[Dataset excerpts]
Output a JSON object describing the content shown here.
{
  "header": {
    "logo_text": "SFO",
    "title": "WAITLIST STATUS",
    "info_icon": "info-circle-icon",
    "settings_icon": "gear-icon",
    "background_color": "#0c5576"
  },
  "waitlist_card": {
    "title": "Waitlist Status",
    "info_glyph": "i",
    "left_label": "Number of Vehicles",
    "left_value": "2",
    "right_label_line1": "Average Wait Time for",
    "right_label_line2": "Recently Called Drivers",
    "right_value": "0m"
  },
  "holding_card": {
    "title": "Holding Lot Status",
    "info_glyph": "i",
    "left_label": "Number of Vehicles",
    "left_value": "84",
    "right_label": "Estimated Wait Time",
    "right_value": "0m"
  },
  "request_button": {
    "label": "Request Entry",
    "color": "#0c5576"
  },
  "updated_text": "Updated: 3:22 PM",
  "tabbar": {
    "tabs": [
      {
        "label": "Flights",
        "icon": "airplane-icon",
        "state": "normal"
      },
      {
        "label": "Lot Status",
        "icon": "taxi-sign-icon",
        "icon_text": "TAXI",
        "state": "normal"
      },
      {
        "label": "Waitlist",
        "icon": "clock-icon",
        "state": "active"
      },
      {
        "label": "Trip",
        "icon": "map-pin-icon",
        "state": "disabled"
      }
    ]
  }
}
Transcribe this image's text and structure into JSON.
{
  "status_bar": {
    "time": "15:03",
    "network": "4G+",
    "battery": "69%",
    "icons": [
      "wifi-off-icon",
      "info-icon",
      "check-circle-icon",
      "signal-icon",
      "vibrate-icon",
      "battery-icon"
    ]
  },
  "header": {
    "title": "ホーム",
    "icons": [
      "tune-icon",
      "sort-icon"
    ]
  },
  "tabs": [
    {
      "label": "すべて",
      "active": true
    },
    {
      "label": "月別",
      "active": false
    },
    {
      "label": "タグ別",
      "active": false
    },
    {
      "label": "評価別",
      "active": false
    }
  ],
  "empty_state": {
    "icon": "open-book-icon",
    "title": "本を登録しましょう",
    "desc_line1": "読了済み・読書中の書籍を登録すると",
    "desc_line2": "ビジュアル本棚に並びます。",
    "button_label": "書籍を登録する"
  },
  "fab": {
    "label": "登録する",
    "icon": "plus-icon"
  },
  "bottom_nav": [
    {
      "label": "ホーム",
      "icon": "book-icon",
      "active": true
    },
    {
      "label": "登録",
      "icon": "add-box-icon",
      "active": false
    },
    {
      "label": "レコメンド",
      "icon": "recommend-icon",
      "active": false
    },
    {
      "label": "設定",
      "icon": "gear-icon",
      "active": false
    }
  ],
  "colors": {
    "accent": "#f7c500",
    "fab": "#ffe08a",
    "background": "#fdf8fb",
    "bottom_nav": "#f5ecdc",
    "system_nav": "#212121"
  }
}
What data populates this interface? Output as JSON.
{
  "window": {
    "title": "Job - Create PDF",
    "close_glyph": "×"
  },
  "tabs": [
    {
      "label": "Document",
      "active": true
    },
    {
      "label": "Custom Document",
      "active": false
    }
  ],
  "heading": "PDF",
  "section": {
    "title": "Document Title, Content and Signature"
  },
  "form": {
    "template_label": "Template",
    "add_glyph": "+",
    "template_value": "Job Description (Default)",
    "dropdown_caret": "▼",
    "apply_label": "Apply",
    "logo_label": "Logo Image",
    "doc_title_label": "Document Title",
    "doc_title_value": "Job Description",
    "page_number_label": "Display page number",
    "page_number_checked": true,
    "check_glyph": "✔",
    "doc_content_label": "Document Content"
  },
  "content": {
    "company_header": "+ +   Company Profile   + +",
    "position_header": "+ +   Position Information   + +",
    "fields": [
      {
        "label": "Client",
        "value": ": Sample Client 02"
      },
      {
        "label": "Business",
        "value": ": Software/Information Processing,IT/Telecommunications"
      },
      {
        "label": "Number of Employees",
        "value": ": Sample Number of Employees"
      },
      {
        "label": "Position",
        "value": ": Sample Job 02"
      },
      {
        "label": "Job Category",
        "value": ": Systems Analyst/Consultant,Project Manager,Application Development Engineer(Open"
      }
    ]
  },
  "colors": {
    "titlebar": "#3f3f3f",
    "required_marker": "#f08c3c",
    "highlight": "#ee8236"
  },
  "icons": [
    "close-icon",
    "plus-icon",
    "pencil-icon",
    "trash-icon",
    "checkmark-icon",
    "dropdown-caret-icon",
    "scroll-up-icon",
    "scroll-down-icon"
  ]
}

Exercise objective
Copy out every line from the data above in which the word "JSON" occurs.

Result below
Output a JSON object describing the content shown here.
Transcribe this image's text and structure into JSON.
What data populates this interface? Output as JSON.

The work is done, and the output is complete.